Our Armies face a dreadful crisis. The Boche have launched great assaults against our men. They are throwing in large waves of troops – storming into our lines regardless of the casualties they are taking as our men bravely resist them. Reports have come in that the Manchesters fought to the last man and the last round. Elsewhere, our troops surrendered when hope was lost of hurling back the enemy.
Bertie is dead. He went forward, to recover supplies from a depot in front of Amiens, in one of our ROD locos and it was hit by a shell, It plunged off the track: Bertie was riding in the cab, he and the driver were killed. The fireman had a miraculous escape, as did most of the men in the trucks behind. I shall miss his jaunty approach to life, as when we went forwards to see beyond the trenches. I have written to Mrs. Richards with my condolences , I could say little other than he was a great friend and a splendid chap.
As we speculated in the bar of the War Office, what would happen if the Bolcheviks gave way at Brest-Litovsk? They did so on the Third. Suddenly the Germans had thousands of extra troops. On the 13th, they began a gas bombardment of our front line, following by explosive shells which went on for eight days until their waves crashed against our Somme trenches. Unfortunately the Fifth Army was unprepared – I had already noted a shortage of materials being carried there in our trains.. Once through the front line, the Boche pushed our troops back for many miles. British tanks and planes have been thrown at the enemy in desperation, they have taken great losses as well.
Even Paris is being bombarded, a huge cannon behind German lines is launching shells from a distance of some seventy miles, civilians are being killed. The French soldiers to the south of the Fifth are fighting alongside our units in support and are taking casualties. More aid cannot be given as Petain fears a thrust in the Champagne region. The situation is so grim that even American railwaymen have gone into action.
Some positive news from Doullens when I got there is the appointment of Ferdinand Foch to overall command of all our forces. He has the skill and diplomatic finesse which will get strong performance from the BEF and American commanders. For too long, I suspect, national priorities have weakened our response to the unitary German command. Two days later General Gough was sacked. the price of his Army being pushed back forty miles. With his going, morale is being restored, our Australian and Canadian troops helped recapture Moreuil Wood. The momentum of the Boche advance has been slowing for the past two days, it is clear our troops have exerted a high price in German casualties for their advance. This is despite the criticism of their performance from those not close to the action.

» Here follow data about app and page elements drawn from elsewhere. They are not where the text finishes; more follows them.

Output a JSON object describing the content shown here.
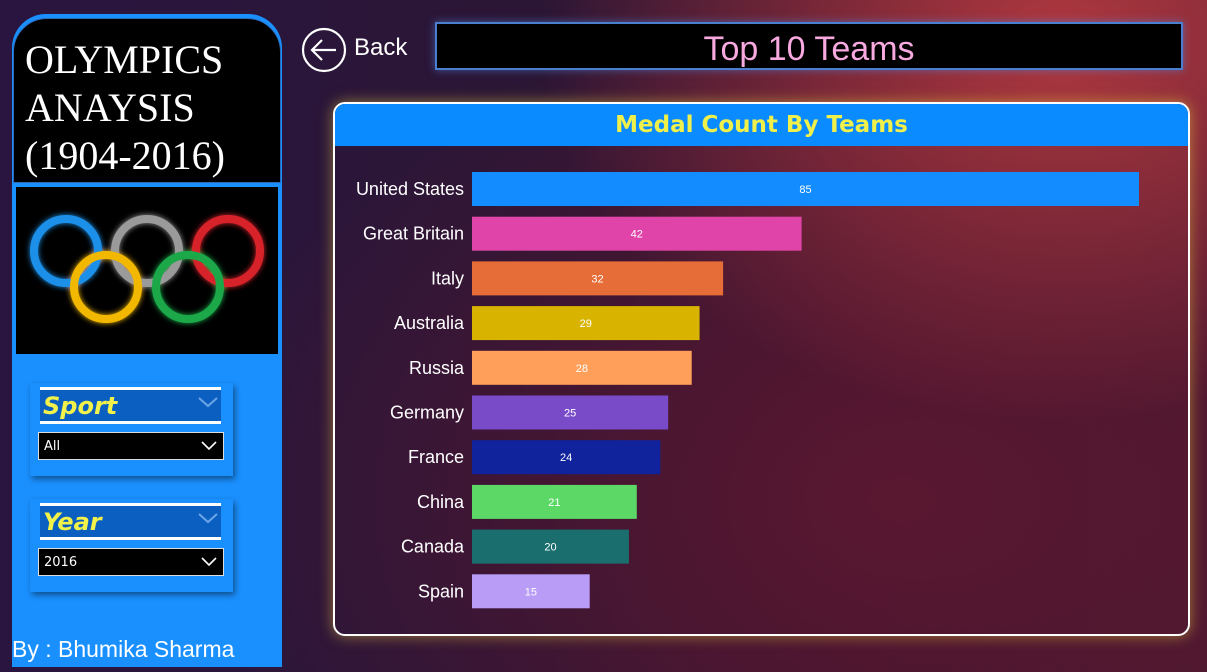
{
  "sidebar": {
    "title_lines": [
      "OLYMPICS",
      "ANAYSIS",
      "(1904-2016)"
    ],
    "author": "By : Bhumika Sharma"
  },
  "filters": [
    {
      "label": "Sport",
      "value": "All"
    },
    {
      "label": "Year",
      "value": "2016"
    }
  ],
  "header": {
    "back_label": "Back",
    "page_title": "Top 10 Teams"
  },
  "colors": {
    "sidebar_blue": "#1a90ff",
    "chart_header_blue": "#0a8bff",
    "title_pink": "#f7a9e0",
    "label_yellow": "#f0f04a"
  },
  "chart_data": {
    "type": "bar",
    "orientation": "horizontal",
    "title": "Medal Count By Teams",
    "categories": [
      "United States",
      "Great Britain",
      "Italy",
      "Australia",
      "Russia",
      "Germany",
      "France",
      "China",
      "Canada",
      "Spain"
    ],
    "values": [
      85,
      42,
      32,
      29,
      28,
      25,
      24,
      21,
      20,
      15
    ],
    "bar_colors": [
      "#128cff",
      "#e044a8",
      "#e66c38",
      "#d8b400",
      "#ff9f5a",
      "#7a4bc8",
      "#10229c",
      "#5cd866",
      "#1a6e6e",
      "#b89cf6"
    ],
    "xlim": [
      0,
      85
    ],
    "data_labels": true,
    "grid": false
  }
}
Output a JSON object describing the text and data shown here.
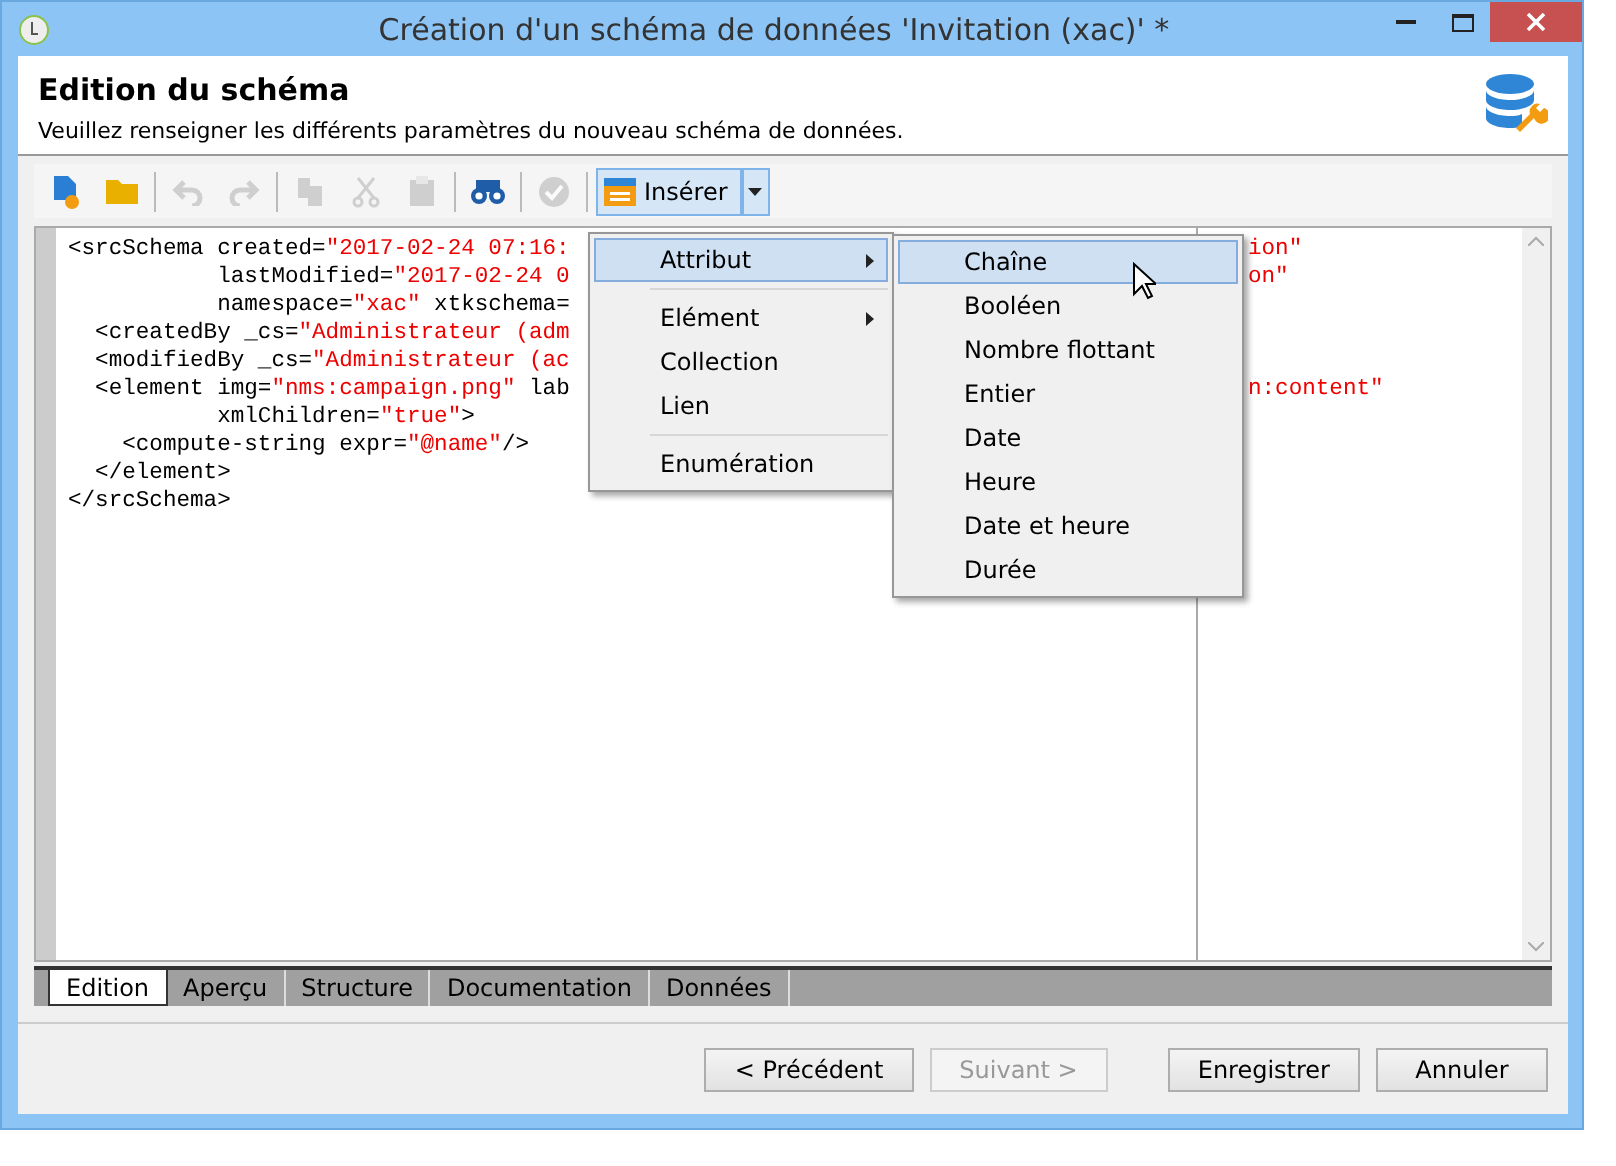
{
  "window": {
    "title": "Création d'un schéma de données 'Invitation (xac)' *"
  },
  "header": {
    "title": "Edition du schéma",
    "subtitle": "Veuillez renseigner les différents paramètres du nouveau schéma de données."
  },
  "toolbar": [
    {
      "kind": "new",
      "disabled": false
    },
    {
      "kind": "open",
      "disabled": false
    },
    {
      "kind": "sep"
    },
    {
      "kind": "undo",
      "disabled": true
    },
    {
      "kind": "redo",
      "disabled": true
    },
    {
      "kind": "sep"
    },
    {
      "kind": "copy",
      "disabled": true
    },
    {
      "kind": "cut",
      "disabled": true
    },
    {
      "kind": "paste",
      "disabled": true
    },
    {
      "kind": "sep"
    },
    {
      "kind": "find",
      "disabled": false
    },
    {
      "kind": "sep"
    },
    {
      "kind": "check",
      "disabled": true
    },
    {
      "kind": "sep"
    },
    {
      "kind": "insert",
      "label": "Insérer",
      "pressed": true
    }
  ],
  "code": [
    {
      "segments": [
        {
          "kind": "tag",
          "text": "<srcSchema created="
        },
        {
          "kind": "value",
          "text": "\"2017-02-24 07:16:"
        }
      ],
      "tail": {
        "kind": "value",
        "text": "ion\""
      }
    },
    {
      "segments": [
        {
          "kind": "tag",
          "text": "           lastModified="
        },
        {
          "kind": "value",
          "text": "\"2017-02-24 0"
        }
      ],
      "tail": {
        "kind": "value",
        "text": "on\""
      }
    },
    {
      "segments": [
        {
          "kind": "tag",
          "text": "           namespace="
        },
        {
          "kind": "value",
          "text": "\"xac\""
        },
        {
          "kind": "tag",
          "text": " xtkschema="
        }
      ]
    },
    {
      "segments": [
        {
          "kind": "tag",
          "text": "  <createdBy _cs="
        },
        {
          "kind": "value",
          "text": "\"Administrateur (adm"
        }
      ]
    },
    {
      "segments": [
        {
          "kind": "tag",
          "text": "  <modifiedBy _cs="
        },
        {
          "kind": "value",
          "text": "\"Administrateur (ac"
        }
      ]
    },
    {
      "segments": [
        {
          "kind": "tag",
          "text": "  <element img="
        },
        {
          "kind": "value",
          "text": "\"nms:campaign.png\""
        },
        {
          "kind": "tag",
          "text": " lab"
        }
      ],
      "tail": {
        "kind": "value",
        "text": "n:content\""
      }
    },
    {
      "segments": [
        {
          "kind": "tag",
          "text": "           xmlChildren="
        },
        {
          "kind": "value",
          "text": "\"true\""
        },
        {
          "kind": "tag",
          "text": ">"
        }
      ]
    },
    {
      "segments": [
        {
          "kind": "tag",
          "text": "    <compute-string expr="
        },
        {
          "kind": "value",
          "text": "\"@name\""
        },
        {
          "kind": "tag",
          "text": "/>"
        }
      ]
    },
    {
      "segments": [
        {
          "kind": "tag",
          "text": "  </element>"
        }
      ]
    },
    {
      "segments": [
        {
          "kind": "tag",
          "text": "</srcSchema>"
        }
      ]
    }
  ],
  "tabs": [
    {
      "label": "Edition",
      "selected": true
    },
    {
      "label": "Aperçu",
      "selected": false
    },
    {
      "label": "Structure",
      "selected": false
    },
    {
      "label": "Documentation",
      "selected": false
    },
    {
      "label": "Données",
      "selected": false
    }
  ],
  "buttons": [
    {
      "label": "< Précédent",
      "disabled": false
    },
    {
      "label": "Suivant >",
      "disabled": true
    },
    {
      "label": "Enregistrer",
      "disabled": false
    },
    {
      "label": "Annuler",
      "disabled": false
    }
  ],
  "menu": [
    {
      "kind": "item",
      "label": "Attribut",
      "submenu": true,
      "selected": true
    },
    {
      "kind": "sep"
    },
    {
      "kind": "item",
      "label": "Elément",
      "submenu": true,
      "selected": false
    },
    {
      "kind": "item",
      "label": "Collection",
      "submenu": false,
      "selected": false
    },
    {
      "kind": "item",
      "label": "Lien",
      "submenu": false,
      "selected": false
    },
    {
      "kind": "sep"
    },
    {
      "kind": "item",
      "label": "Enumération",
      "submenu": false,
      "selected": false
    }
  ],
  "submenu": [
    {
      "label": "Chaîne",
      "selected": true
    },
    {
      "label": "Booléen",
      "selected": false
    },
    {
      "label": "Nombre flottant",
      "selected": false
    },
    {
      "label": "Entier",
      "selected": false
    },
    {
      "label": "Date",
      "selected": false
    },
    {
      "label": "Heure",
      "selected": false
    },
    {
      "label": "Date et heure",
      "selected": false
    },
    {
      "label": "Durée",
      "selected": false
    }
  ]
}
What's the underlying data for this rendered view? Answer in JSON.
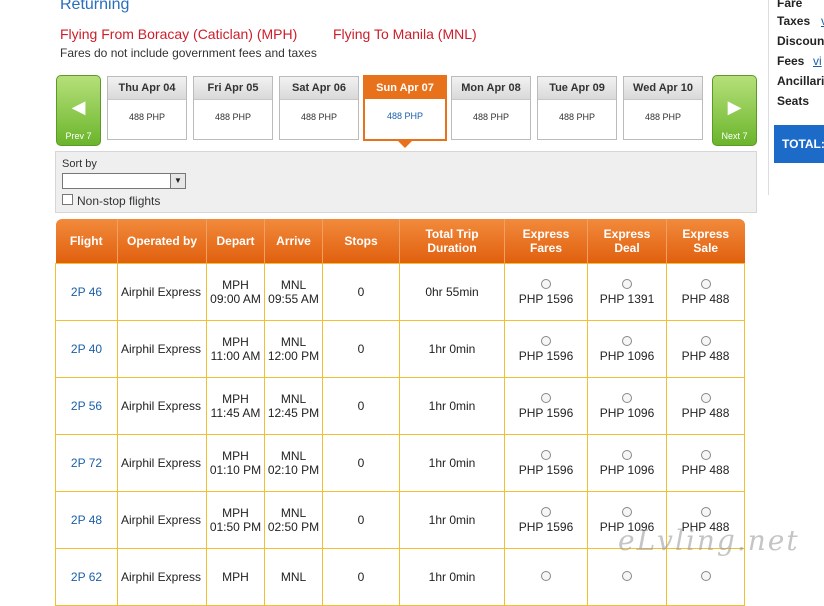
{
  "header": {
    "title": "Returning",
    "from": "Flying From Boracay (Caticlan) (MPH)",
    "to": "Flying To Manila (MNL)",
    "note": "Fares do not include government fees and taxes"
  },
  "summary": {
    "fare_label": "Fare",
    "taxes_label": "Taxes",
    "taxes_link": "vi",
    "discount_label": "Discoun",
    "fees_label": "Fees",
    "fees_link": "vi",
    "ancillaries_label": "Ancillari",
    "seats_label": "Seats",
    "total_label": "TOTAL:"
  },
  "date_nav": {
    "prev_label": "Prev 7",
    "next_label": "Next 7",
    "days": [
      {
        "label": "Thu Apr 04",
        "price": "488 PHP"
      },
      {
        "label": "Fri Apr 05",
        "price": "488 PHP"
      },
      {
        "label": "Sat Apr 06",
        "price": "488 PHP"
      },
      {
        "label": "Sun Apr 07",
        "price": "488 PHP",
        "selected": true
      },
      {
        "label": "Mon Apr 08",
        "price": "488 PHP"
      },
      {
        "label": "Tue Apr 09",
        "price": "488 PHP"
      },
      {
        "label": "Wed Apr 10",
        "price": "488 PHP"
      }
    ]
  },
  "filters": {
    "sort_label": "Sort by",
    "sort_value": "",
    "nonstop_label": "Non-stop flights"
  },
  "table": {
    "headers": {
      "flight": "Flight",
      "operated": "Operated by",
      "depart": "Depart",
      "arrive": "Arrive",
      "stops": "Stops",
      "duration_1": "Total Trip",
      "duration_2": "Duration",
      "fares_1": "Express",
      "fares_2": "Fares",
      "deal_1": "Express",
      "deal_2": "Deal",
      "sale_1": "Express",
      "sale_2": "Sale"
    },
    "rows": [
      {
        "flight": "2P 46",
        "operator": "Airphil Express",
        "dep_code": "MPH",
        "dep_time": "09:00 AM",
        "arr_code": "MNL",
        "arr_time": "09:55 AM",
        "stops": "0",
        "duration": "0hr 55min",
        "fares": "PHP 1596",
        "deal": "PHP 1391",
        "sale": "PHP 488"
      },
      {
        "flight": "2P 40",
        "operator": "Airphil Express",
        "dep_code": "MPH",
        "dep_time": "11:00 AM",
        "arr_code": "MNL",
        "arr_time": "12:00 PM",
        "stops": "0",
        "duration": "1hr 0min",
        "fares": "PHP 1596",
        "deal": "PHP 1096",
        "sale": "PHP 488"
      },
      {
        "flight": "2P 56",
        "operator": "Airphil Express",
        "dep_code": "MPH",
        "dep_time": "11:45 AM",
        "arr_code": "MNL",
        "arr_time": "12:45 PM",
        "stops": "0",
        "duration": "1hr 0min",
        "fares": "PHP 1596",
        "deal": "PHP 1096",
        "sale": "PHP 488"
      },
      {
        "flight": "2P 72",
        "operator": "Airphil Express",
        "dep_code": "MPH",
        "dep_time": "01:10 PM",
        "arr_code": "MNL",
        "arr_time": "02:10 PM",
        "stops": "0",
        "duration": "1hr 0min",
        "fares": "PHP 1596",
        "deal": "PHP 1096",
        "sale": "PHP 488"
      },
      {
        "flight": "2P 48",
        "operator": "Airphil Express",
        "dep_code": "MPH",
        "dep_time": "01:50 PM",
        "arr_code": "MNL",
        "arr_time": "02:50 PM",
        "stops": "0",
        "duration": "1hr 0min",
        "fares": "PHP 1596",
        "deal": "PHP 1096",
        "sale": "PHP 488"
      },
      {
        "flight": "2P 62",
        "operator": "Airphil Express",
        "dep_code": "MPH",
        "dep_time": "",
        "arr_code": "MNL",
        "arr_time": "",
        "stops": "0",
        "duration": "1hr 0min",
        "fares": "",
        "deal": "",
        "sale": ""
      }
    ]
  },
  "watermark": "eLvling.net",
  "colors": {
    "accent": "#e8721c",
    "link": "#1a5fa8",
    "route": "#cc1e2a",
    "nav_green": "#6bb52c",
    "total_blue": "#1d6bc9"
  }
}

An urgent telegram has reached me at the Amiens railway centre when I arrived there from Doullens. Delphine has let me know that Thom is determined to enlist, he no longer is happy to read of boys not much older going over to France. He threatens to lie about his age. I have put to Delphine that she approach Sir Percy about Thom being asked to be recruited into the cavalry as a groom. I do not want him to lie about his age and he would not be allowed to serve in the trenches. Helping the British Empire needs men with all skill, not just military. I have confidence that when we halt the offensive and begin to push back the enemy, we shall need the cavalry and their magnificent horses.